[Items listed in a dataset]
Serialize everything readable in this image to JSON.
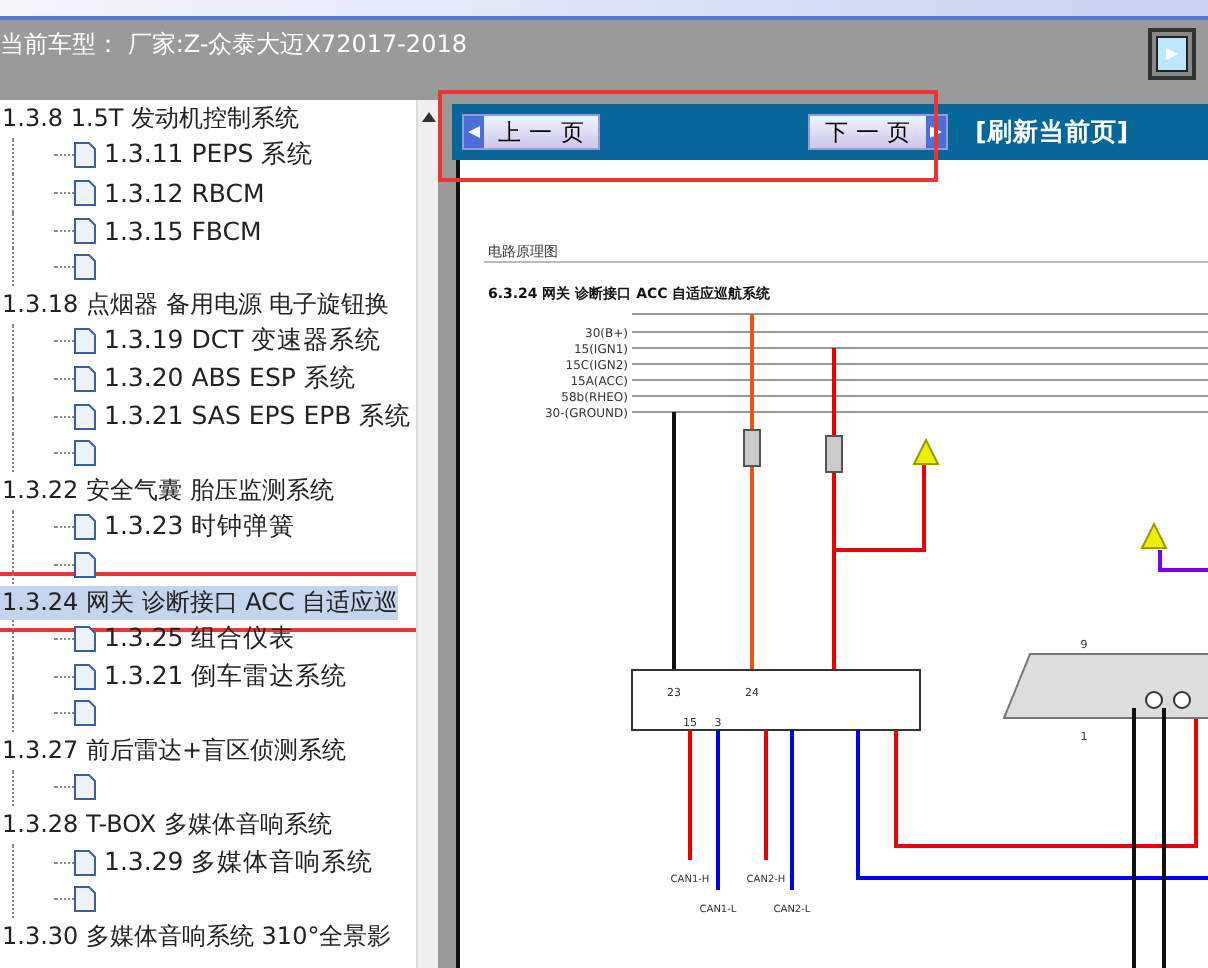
{
  "header": {
    "label": "当前车型：",
    "vehicle": "厂家:Z-众泰大迈X72017-2018"
  },
  "tree": [
    {
      "label": "1.3.8 1.5T 发动机控制系统",
      "selected": false,
      "highlighted": false,
      "children": [
        {
          "kind": "page",
          "label": "1.3.11 PEPS 系统"
        },
        {
          "kind": "page",
          "label": "1.3.12 RBCM"
        },
        {
          "kind": "page",
          "label": "1.3.15 FBCM"
        },
        {
          "kind": "page"
        }
      ]
    },
    {
      "label": "1.3.18 点烟器 备用电源 电子旋钮换",
      "selected": false,
      "highlighted": false,
      "children": [
        {
          "kind": "page",
          "label": "1.3.19 DCT 变速器系统"
        },
        {
          "kind": "page",
          "label": "1.3.20 ABS ESP 系统"
        },
        {
          "kind": "page",
          "label": "1.3.21 SAS EPS EPB 系统"
        },
        {
          "kind": "page"
        }
      ]
    },
    {
      "label": "1.3.22 安全气囊 胎压监测系统",
      "selected": false,
      "highlighted": false,
      "children": [
        {
          "kind": "page",
          "label": "1.3.23 时钟弹簧"
        },
        {
          "kind": "page"
        }
      ]
    },
    {
      "label": "1.3.24 网关 诊断接口 ACC 自适应巡",
      "selected": true,
      "highlighted": true,
      "children": [
        {
          "kind": "page",
          "label": "1.3.25 组合仪表"
        },
        {
          "kind": "page",
          "label": "1.3.21 倒车雷达系统"
        },
        {
          "kind": "page"
        }
      ]
    },
    {
      "label": "1.3.27 前后雷达+盲区侦测系统",
      "selected": false,
      "highlighted": false,
      "children": [
        {
          "kind": "page"
        }
      ]
    },
    {
      "label": "1.3.28 T-BOX 多媒体音响系统",
      "selected": false,
      "highlighted": false,
      "children": [
        {
          "kind": "page",
          "label": "1.3.29 多媒体音响系统"
        },
        {
          "kind": "page"
        }
      ]
    },
    {
      "label": "1.3.30 多媒体音响系统 310°全景影",
      "selected": false,
      "highlighted": false
    }
  ],
  "nav": {
    "prev": "上 一 页",
    "next": "下 一 页",
    "refresh": "[刷新当前页]",
    "highlighted": true
  },
  "document": {
    "section": "电路原理图",
    "title": "6.3.24 网关 诊断接口 ACC 自适应巡航系统",
    "rails": [
      "30(B+)",
      "15(IGN1)",
      "15C(IGN2)",
      "15A(ACC)",
      "58b(RHEO)",
      "30-(GROUND)"
    ],
    "pins": [
      "23",
      "24",
      "15",
      "3",
      "9",
      "1"
    ],
    "terminals": [
      "CAN1-H",
      "CAN1-L",
      "CAN2-H",
      "CAN2-L"
    ]
  }
}
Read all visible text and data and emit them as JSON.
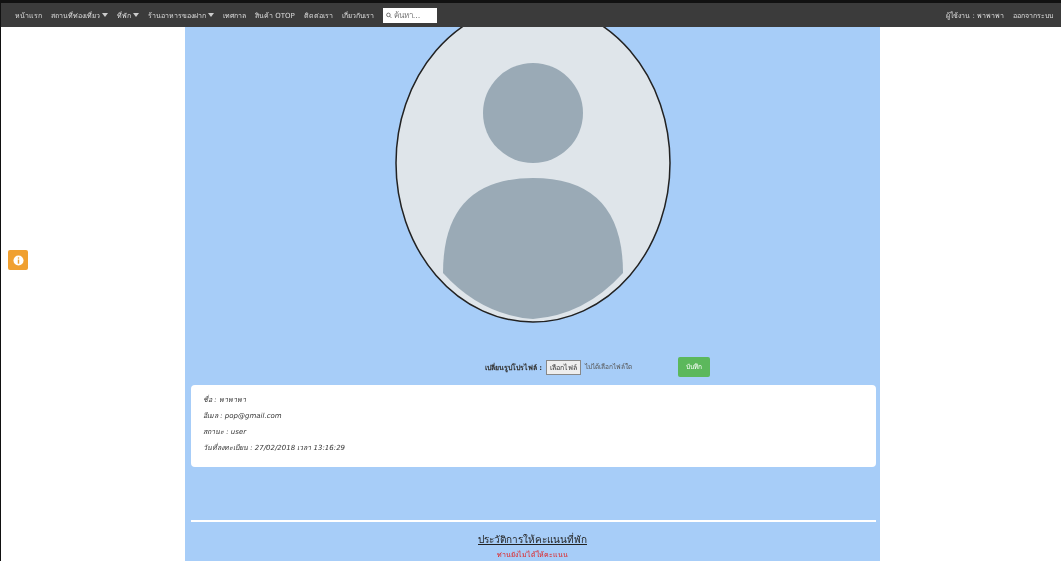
{
  "navbar": {
    "items": [
      {
        "label": "หน้าแรก",
        "dropdown": false
      },
      {
        "label": "สถานที่ท่องเที่ยว",
        "dropdown": true
      },
      {
        "label": "ที่พัก",
        "dropdown": true
      },
      {
        "label": "ร้านอาหารของฝาก",
        "dropdown": true
      },
      {
        "label": "เทศกาล",
        "dropdown": false
      },
      {
        "label": "สินค้า OTOP",
        "dropdown": false
      },
      {
        "label": "ติดต่อเรา",
        "dropdown": false
      },
      {
        "label": "เกี่ยวกับเรา",
        "dropdown": false
      }
    ],
    "search": {
      "placeholder": "ค้นหา..."
    },
    "user": "ผู้ใช้งาน : พาพาพา",
    "logout": "ออกจากระบบ"
  },
  "profile_upload": {
    "label": "เปลี่ยนรูปโปรไฟล์ :",
    "choose_button": "เลือกไฟล์",
    "no_file": "ไม่ได้เลือกไฟล์ใด",
    "save_button": "บันทึก"
  },
  "info": [
    {
      "label": "ชื่อ :",
      "value": "พาพาพา"
    },
    {
      "label": "อีเมล :",
      "value": "pop@gmail.com"
    },
    {
      "label": "สถานะ :",
      "value": "user"
    },
    {
      "label": "วันที่ลงทะเบียน :",
      "value": "27/02/2018 เวลา 13:16:29"
    }
  ],
  "history": {
    "title": "ประวัติการให้คะแนนที่พัก",
    "message": "ท่านยังไม่ได้ให้คะแนน"
  }
}
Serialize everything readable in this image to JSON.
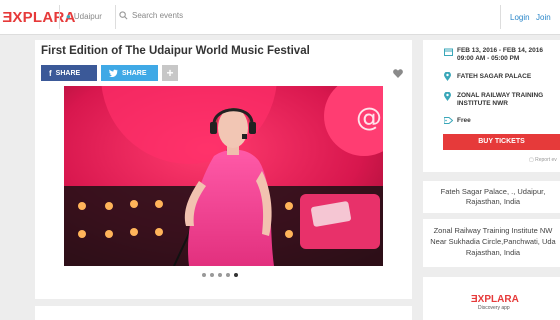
{
  "header": {
    "logo_mark": "E",
    "logo_rest": "XPLARA",
    "location": "Udaipur",
    "search_placeholder": "Search events",
    "login": "Login",
    "join": "Join"
  },
  "event": {
    "title": "First Edition of The Udaipur World Music Festival",
    "share_facebook": "SHARE",
    "share_twitter": "SHARE",
    "more": "+"
  },
  "gallery": {
    "slides": 5,
    "active_index": 4
  },
  "details": {
    "date_line1": "FEB 13, 2016 - FEB 14, 2016",
    "date_line2": "09:00 AM - 05:00 PM",
    "venue1": "FATEH SAGAR PALACE",
    "venue2_line1": "ZONAL RAILWAY TRAINING",
    "venue2_line2": "INSTITUTE NWR",
    "price": "Free",
    "buy_button": "BUY TICKETS",
    "report": "Report ev"
  },
  "addresses": {
    "a1_line1": "Fateh Sagar Palace, ., Udaipur,",
    "a1_line2": "Rajasthan, India",
    "a2_line1": "Zonal Railway Training Institute NW",
    "a2_line2": "Near Sukhadia Circle,Panchwati, Uda",
    "a2_line3": "Rajasthan, India"
  },
  "promo": {
    "logo_mark": "E",
    "logo_rest": "XPLARA",
    "tagline": "Discovery app"
  },
  "colors": {
    "brand": "#e63a3a",
    "link": "#2a86c9",
    "facebook": "#3b5998",
    "twitter": "#3fa9e6",
    "pin": "#3aa7b9"
  }
}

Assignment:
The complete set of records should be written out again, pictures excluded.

Your response:
Serialize everything readable in this image to JSON.
{
  "header": {
    "label": "当前车型：",
    "vehicle": "厂家:Z-众泰大迈X72017-2018"
  },
  "tree": [
    {
      "label": "1.3.8 1.5T 发动机控制系统",
      "selected": false,
      "highlighted": false,
      "children": [
        {
          "kind": "page",
          "label": "1.3.11 PEPS 系统"
        },
        {
          "kind": "page",
          "label": "1.3.12 RBCM"
        },
        {
          "kind": "page",
          "label": "1.3.15 FBCM"
        },
        {
          "kind": "page"
        }
      ]
    },
    {
      "label": "1.3.18 点烟器 备用电源 电子旋钮换",
      "selected": false,
      "highlighted": false,
      "children": [
        {
          "kind": "page",
          "label": "1.3.19 DCT 变速器系统"
        },
        {
          "kind": "page",
          "label": "1.3.20 ABS ESP 系统"
        },
        {
          "kind": "page",
          "label": "1.3.21 SAS EPS EPB 系统"
        },
        {
          "kind": "page"
        }
      ]
    },
    {
      "label": "1.3.22 安全气囊 胎压监测系统",
      "selected": false,
      "highlighted": false,
      "children": [
        {
          "kind": "page",
          "label": "1.3.23 时钟弹簧"
        },
        {
          "kind": "page"
        }
      ]
    },
    {
      "label": "1.3.24 网关 诊断接口 ACC 自适应巡",
      "selected": true,
      "highlighted": true,
      "children": [
        {
          "kind": "page",
          "label": "1.3.25 组合仪表"
        },
        {
          "kind": "page",
          "label": "1.3.21 倒车雷达系统"
        },
        {
          "kind": "page"
        }
      ]
    },
    {
      "label": "1.3.27 前后雷达+盲区侦测系统",
      "selected": false,
      "highlighted": false,
      "children": [
        {
          "kind": "page"
        }
      ]
    },
    {
      "label": "1.3.28 T-BOX 多媒体音响系统",
      "selected": false,
      "highlighted": false,
      "children": [
        {
          "kind": "page",
          "label": "1.3.29 多媒体音响系统"
        },
        {
          "kind": "page"
        }
      ]
    },
    {
      "label": "1.3.30 多媒体音响系统 310°全景影",
      "selected": false,
      "highlighted": false
    }
  ],
  "nav": {
    "prev": "上 一 页",
    "next": "下 一 页",
    "refresh": "[刷新当前页]",
    "highlighted": true
  },
  "document": {
    "section": "电路原理图",
    "title": "6.3.24 网关 诊断接口 ACC 自适应巡航系统",
    "rails": [
      "30(B+)",
      "15(IGN1)",
      "15C(IGN2)",
      "15A(ACC)",
      "58b(RHEO)",
      "30-(GROUND)"
    ],
    "pins": [
      "23",
      "24",
      "15",
      "3",
      "9",
      "1"
    ],
    "terminals": [
      "CAN1-H",
      "CAN1-L",
      "CAN2-H",
      "CAN2-L"
    ]
  }
}
Read all visible text and data and emit them as JSON.
{
  "navbar": {
    "items": [
      {
        "label": "หน้าแรก",
        "dropdown": false
      },
      {
        "label": "สถานที่ท่องเที่ยว",
        "dropdown": true
      },
      {
        "label": "ที่พัก",
        "dropdown": true
      },
      {
        "label": "ร้านอาหารของฝาก",
        "dropdown": true
      },
      {
        "label": "เทศกาล",
        "dropdown": false
      },
      {
        "label": "สินค้า OTOP",
        "dropdown": false
      },
      {
        "label": "ติดต่อเรา",
        "dropdown": false
      },
      {
        "label": "เกี่ยวกับเรา",
        "dropdown": false
      }
    ],
    "search": {
      "placeholder": "ค้นหา..."
    },
    "user": "ผู้ใช้งาน : พาพาพา",
    "logout": "ออกจากระบบ"
  },
  "profile_upload": {
    "label": "เปลี่ยนรูปโปรไฟล์ :",
    "choose_button": "เลือกไฟล์",
    "no_file": "ไม่ได้เลือกไฟล์ใด",
    "save_button": "บันทึก"
  },
  "info": [
    {
      "label": "ชื่อ :",
      "value": "พาพาพา"
    },
    {
      "label": "อีเมล :",
      "value": "pop@gmail.com"
    },
    {
      "label": "สถานะ :",
      "value": "user"
    },
    {
      "label": "วันที่ลงทะเบียน :",
      "value": "27/02/2018 เวลา 13:16:29"
    }
  ],
  "history": {
    "title": "ประวัติการให้คะแนนที่พัก",
    "message": "ท่านยังไม่ได้ให้คะแนน"
  }
}
Serialize everything readable in this image to JSON.
{
  "header": {
    "logo_mark": "E",
    "logo_rest": "XPLARA",
    "location": "Udaipur",
    "search_placeholder": "Search events",
    "login": "Login",
    "join": "Join"
  },
  "event": {
    "title": "First Edition of The Udaipur World Music Festival",
    "share_facebook": "SHARE",
    "share_twitter": "SHARE",
    "more": "+"
  },
  "gallery": {
    "slides": 5,
    "active_index": 4
  },
  "details": {
    "date_line1": "FEB 13, 2016 - FEB 14, 2016",
    "date_line2": "09:00 AM - 05:00 PM",
    "venue1": "FATEH SAGAR PALACE",
    "venue2_line1": "ZONAL RAILWAY TRAINING",
    "venue2_line2": "INSTITUTE NWR",
    "price": "Free",
    "buy_button": "BUY TICKETS",
    "report": "Report ev"
  },
  "addresses": {
    "a1_line1": "Fateh Sagar Palace, ., Udaipur,",
    "a1_line2": "Rajasthan, India",
    "a2_line1": "Zonal Railway Training Institute NW",
    "a2_line2": "Near Sukhadia Circle,Panchwati, Uda",
    "a2_line3": "Rajasthan, India"
  },
  "promo": {
    "logo_mark": "E",
    "logo_rest": "XPLARA",
    "tagline": "Discovery app"
  },
  "colors": {
    "brand": "#e63a3a",
    "link": "#2a86c9",
    "facebook": "#3b5998",
    "twitter": "#3fa9e6",
    "pin": "#3aa7b9"
  }
}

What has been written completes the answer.